March 22, 2011
The question is not necessarily whether people change or not, it really has to do with consistency of behavior over time.  People definitely change; we learn new information, new ways of doing things, and broaden our means of understanding our environment.  A classic view of human development described in detail by French psychologist Jean Piaget is that we assimilate new information or skills and gradually accommodate those new skills and ways of seeing the world into our preexisting world view or skill set.

Despite developmental changes in people, it’s really quite astounding the level of consistency that exists over time in people’s behavior and personality.  People who are terrible at working with others (low teamwork) rarely become excellent at working with others.  However, they may become moderate (an acceptable level) if they really focus on becoming better.

People can change by truly focusing on developing in an area and making it a priority in their lives.  For that reason, it is important to have skill development opportunities and training available to employees, allowing them to improve their skills.  However, in adults, change comes slowly and must become a habit for it to be meaningful and long term.

In general, 12 – 18 months can be considered a reasonable period for retesting an employee.  Any less than that and you’re likely to observe more randomized error than real change.

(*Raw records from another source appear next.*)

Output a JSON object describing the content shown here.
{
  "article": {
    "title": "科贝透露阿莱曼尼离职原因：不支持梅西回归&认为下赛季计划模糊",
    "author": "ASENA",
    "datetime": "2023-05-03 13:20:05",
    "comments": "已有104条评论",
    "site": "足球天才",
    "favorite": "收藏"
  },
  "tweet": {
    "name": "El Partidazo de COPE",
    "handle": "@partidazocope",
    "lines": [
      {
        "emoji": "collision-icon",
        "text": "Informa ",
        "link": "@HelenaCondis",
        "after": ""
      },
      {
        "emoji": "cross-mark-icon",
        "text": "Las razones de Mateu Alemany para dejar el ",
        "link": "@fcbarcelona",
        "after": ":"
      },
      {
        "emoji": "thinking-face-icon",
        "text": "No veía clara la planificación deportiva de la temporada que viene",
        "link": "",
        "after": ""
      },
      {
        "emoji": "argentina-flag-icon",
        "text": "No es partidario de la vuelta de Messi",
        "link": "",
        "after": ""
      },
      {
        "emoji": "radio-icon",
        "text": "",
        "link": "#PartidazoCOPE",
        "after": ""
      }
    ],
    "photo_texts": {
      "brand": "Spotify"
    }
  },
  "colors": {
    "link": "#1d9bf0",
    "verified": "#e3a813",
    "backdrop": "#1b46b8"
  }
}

Research suggests that test-retest reliabilities for personality, problem solving, and interpersonal dimensions are relatively high and stable over extended periods of time (20 years and more!).

Matthew O'Connell, Ph.D. Matthew O'Connell, Ph.D. was the Co-Founder and Executive Vice President of Select International, which was acquired by PSI. For more than 20 years, he was a driving force when it comes to designing, evaluating and integrating selection tools into systems that meet the specific needs of Global 2000 organizations. He is the co-author of the business best-selling book, Hiring Great People.